On Trigger Warnings

Trigger warnings are a fairly new thing that have divided a number of people. If you haven’t seen them on the net already, they’re basically a conversational version of the warning before a TV show advising of sex, violence and all the good stuff.

Trigger warnings are a way of saying “I have something to say, but I don’t want to freak you out, so here’s a heads up if you have problems with this”. You’re letting someone know in advance that something you have to say might make them uncomfortable, or trigger a reaction in them to give them the option of whether they will choose to listen or read it.

I’ve seen plenty of people reacting to trigger warnings calling it ‘censorship’ or ‘babying’. The argument is that free speech means that someone can say what they want, and if you don’t like it, then it’s your problem.

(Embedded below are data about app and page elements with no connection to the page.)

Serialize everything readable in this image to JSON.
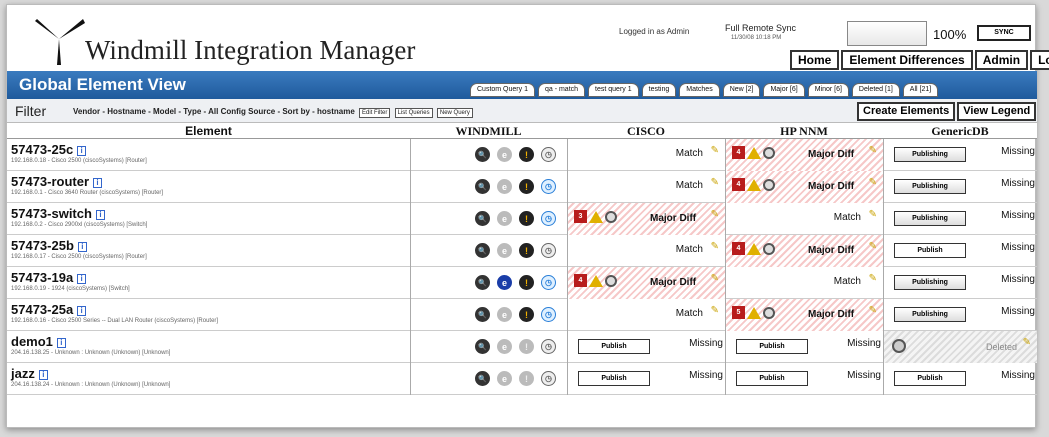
{
  "app": {
    "title": "Windmill Integration Manager"
  },
  "header": {
    "logged_in": "Logged in as Admin",
    "remote_sync": "Full Remote Sync",
    "remote_date": "11/30/08 10:18 PM",
    "percent": "100%",
    "sync_label": "SYNC",
    "nav": [
      "Home",
      "Element Differences",
      "Admin",
      "Logout"
    ]
  },
  "bar": {
    "title": "Global Element View",
    "tabs": [
      "Custom Query 1",
      "qa - match",
      "test query 1",
      "testing",
      "Matches",
      "New [2]",
      "Major [6]",
      "Minor [6]",
      "Deleted [1]",
      "All [21]"
    ]
  },
  "filter": {
    "label": "Filter",
    "text": "Vendor - Hostname - Model - Type - All Config Source - Sort by - hostname",
    "buttons": [
      "Edit Filter",
      "List Queries",
      "New Query"
    ],
    "create": "Create Elements",
    "legend": "View Legend"
  },
  "columns": [
    "Element",
    "WINDMILL",
    "CISCO",
    "HP NNM",
    "GenericDB"
  ],
  "labels": {
    "publish": "Publish",
    "publishing": "Publishing",
    "missing": "Missing",
    "deleted": "Deleted",
    "match": "Match",
    "major_diff": "Major Diff"
  },
  "rows": [
    {
      "name": "57473-25c",
      "desc": "192.168.0.18 - Cisco 2500 (ciscoSystems) [Router]",
      "badge_c": "",
      "badge_h": "4"
    },
    {
      "name": "57473-router",
      "desc": "192.168.0.1 - Cisco 3640 Router (ciscoSystems) [Router]",
      "badge_c": "",
      "badge_h": "4"
    },
    {
      "name": "57473-switch",
      "desc": "192.168.0.2 - Cisco 2900xl (ciscoSystems) [Switch]",
      "badge_c": "3",
      "badge_h": ""
    },
    {
      "name": "57473-25b",
      "desc": "192.168.0.17 - Cisco 2500 (ciscoSystems) [Router]",
      "badge_c": "",
      "badge_h": "4"
    },
    {
      "name": "57473-19a",
      "desc": "192.168.0.19 - 1924 (ciscoSystems) [Switch]",
      "badge_c": "4",
      "badge_h": ""
    },
    {
      "name": "57473-25a",
      "desc": "192.168.0.16 - Cisco 2500 Series -- Dual LAN Router (ciscoSystems) [Router]",
      "badge_c": "",
      "badge_h": "5"
    },
    {
      "name": "demo1",
      "desc": "204.16.138.25 - Unknown : Unknown (Unknown) [Unknown]",
      "badge_c": "",
      "badge_h": ""
    },
    {
      "name": "jazz",
      "desc": "204.16.138.24 - Unknown : Unknown (Unknown) [Unknown]",
      "badge_c": "",
      "badge_h": ""
    }
  ]
}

The obvious problem with this argument is that free speech only relates to the Government applying sanctions to what you say, and it doesn’t override the right of others to express their own speech in a dissenting opinion, or the right of another to feel safe.

If anything, a trigger warning helps with free speech. If I wanted to talk about something that will likely trigger someone, announcing a trigger warning before hand shifts the burden from me to watch for what I’m saying, to those who would be triggered. In a way, it’s all win-win.

I will admit to seeing a limit to where we should be warning people. Discussing events that quite commonly cause post-traumatic stress disorder is a given. However, there are things that are very common and not generally harmful that just make people uncomfortable that I would argue don’t need a trigger warning unless you know specifically that someone is triggered. I’m talking about squicks (something that you have a personal revulsion to).

Tumblr has this quite commonly. I’ve seen posts that are tagged with trigger warning for food, because someone has had a squick for food. That’s where I draw the line. People need to eat, a lot of people enjoy it quite a bit. If you have a personal revulsion toward food, then that’s your problem. Being made to feel uncomfortable about something isn’t relatable to having to relive one of the worst moments of one’s life (of course there are exceptions to each rule, but you need to know the circumstances to understand).

Leave a Reply